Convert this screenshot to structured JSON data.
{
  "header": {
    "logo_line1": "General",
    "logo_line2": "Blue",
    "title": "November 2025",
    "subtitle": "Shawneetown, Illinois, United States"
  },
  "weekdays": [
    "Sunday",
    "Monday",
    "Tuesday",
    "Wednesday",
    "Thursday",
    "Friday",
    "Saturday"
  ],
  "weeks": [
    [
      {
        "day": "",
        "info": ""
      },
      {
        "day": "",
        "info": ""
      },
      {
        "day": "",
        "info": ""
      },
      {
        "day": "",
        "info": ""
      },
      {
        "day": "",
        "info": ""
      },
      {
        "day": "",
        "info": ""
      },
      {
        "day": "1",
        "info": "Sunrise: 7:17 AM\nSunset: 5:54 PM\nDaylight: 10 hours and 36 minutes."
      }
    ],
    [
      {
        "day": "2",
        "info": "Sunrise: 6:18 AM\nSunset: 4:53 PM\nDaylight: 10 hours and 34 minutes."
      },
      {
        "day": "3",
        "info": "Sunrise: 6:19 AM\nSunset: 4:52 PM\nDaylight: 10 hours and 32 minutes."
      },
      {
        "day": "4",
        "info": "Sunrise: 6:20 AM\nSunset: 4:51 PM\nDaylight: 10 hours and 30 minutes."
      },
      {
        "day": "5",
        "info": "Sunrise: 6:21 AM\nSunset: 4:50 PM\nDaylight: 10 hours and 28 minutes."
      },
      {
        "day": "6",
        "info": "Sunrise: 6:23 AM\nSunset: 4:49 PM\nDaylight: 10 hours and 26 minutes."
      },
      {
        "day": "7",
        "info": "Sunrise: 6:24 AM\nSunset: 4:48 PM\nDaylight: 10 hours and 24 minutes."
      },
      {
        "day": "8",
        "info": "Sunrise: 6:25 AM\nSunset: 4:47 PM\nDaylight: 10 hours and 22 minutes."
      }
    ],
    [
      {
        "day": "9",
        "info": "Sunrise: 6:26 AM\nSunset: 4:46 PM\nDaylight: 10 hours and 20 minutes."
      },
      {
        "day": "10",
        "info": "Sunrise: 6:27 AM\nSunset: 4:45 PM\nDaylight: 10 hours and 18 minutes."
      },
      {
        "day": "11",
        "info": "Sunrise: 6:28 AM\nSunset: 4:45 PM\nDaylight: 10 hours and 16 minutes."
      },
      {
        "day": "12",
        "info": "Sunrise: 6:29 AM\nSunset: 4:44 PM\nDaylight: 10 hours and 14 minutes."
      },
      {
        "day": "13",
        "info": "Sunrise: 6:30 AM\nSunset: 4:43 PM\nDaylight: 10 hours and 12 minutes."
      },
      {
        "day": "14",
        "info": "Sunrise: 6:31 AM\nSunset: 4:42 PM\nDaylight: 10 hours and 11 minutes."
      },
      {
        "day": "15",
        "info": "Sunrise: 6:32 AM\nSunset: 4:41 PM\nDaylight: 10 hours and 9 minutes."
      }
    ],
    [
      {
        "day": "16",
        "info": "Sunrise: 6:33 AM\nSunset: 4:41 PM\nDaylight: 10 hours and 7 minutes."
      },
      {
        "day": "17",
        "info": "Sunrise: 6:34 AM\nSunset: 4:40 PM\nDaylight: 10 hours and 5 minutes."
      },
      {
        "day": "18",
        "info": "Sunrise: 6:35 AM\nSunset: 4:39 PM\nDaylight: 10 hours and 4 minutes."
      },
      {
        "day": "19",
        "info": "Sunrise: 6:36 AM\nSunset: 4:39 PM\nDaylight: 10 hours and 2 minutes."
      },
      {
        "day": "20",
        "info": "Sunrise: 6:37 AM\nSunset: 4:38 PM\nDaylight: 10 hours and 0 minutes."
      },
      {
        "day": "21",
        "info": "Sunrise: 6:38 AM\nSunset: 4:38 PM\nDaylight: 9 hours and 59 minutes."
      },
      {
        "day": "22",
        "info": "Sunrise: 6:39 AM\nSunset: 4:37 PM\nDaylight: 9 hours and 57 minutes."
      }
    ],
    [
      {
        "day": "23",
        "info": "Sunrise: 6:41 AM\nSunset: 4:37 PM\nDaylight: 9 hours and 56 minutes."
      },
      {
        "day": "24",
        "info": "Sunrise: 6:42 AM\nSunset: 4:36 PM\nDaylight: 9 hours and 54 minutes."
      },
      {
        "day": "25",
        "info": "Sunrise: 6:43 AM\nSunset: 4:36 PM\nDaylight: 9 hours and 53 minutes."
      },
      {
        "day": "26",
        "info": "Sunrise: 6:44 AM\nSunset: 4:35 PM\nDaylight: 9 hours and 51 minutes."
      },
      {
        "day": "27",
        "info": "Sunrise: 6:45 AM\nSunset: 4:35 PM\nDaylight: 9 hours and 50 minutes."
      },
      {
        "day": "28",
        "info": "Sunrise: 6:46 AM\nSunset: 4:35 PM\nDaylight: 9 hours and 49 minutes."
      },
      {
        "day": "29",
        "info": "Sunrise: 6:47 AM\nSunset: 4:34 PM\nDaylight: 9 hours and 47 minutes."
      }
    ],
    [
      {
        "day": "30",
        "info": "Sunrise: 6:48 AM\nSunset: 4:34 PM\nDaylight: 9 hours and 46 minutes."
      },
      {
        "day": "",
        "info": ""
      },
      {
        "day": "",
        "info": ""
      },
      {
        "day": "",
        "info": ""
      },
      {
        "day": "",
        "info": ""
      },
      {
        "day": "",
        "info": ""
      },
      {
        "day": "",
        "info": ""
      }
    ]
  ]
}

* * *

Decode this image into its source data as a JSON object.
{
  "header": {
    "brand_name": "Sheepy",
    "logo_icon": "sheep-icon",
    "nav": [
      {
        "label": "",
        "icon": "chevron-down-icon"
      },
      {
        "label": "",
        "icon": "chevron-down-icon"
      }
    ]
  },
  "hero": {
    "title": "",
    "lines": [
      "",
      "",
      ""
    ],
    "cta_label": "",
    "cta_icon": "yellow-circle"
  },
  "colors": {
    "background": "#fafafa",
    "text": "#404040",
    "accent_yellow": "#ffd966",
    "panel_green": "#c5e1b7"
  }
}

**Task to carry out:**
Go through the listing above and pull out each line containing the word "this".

**Exercise output:**
Convert this screenshot to structured JSON data.
Decode this image into its source data as a JSON object.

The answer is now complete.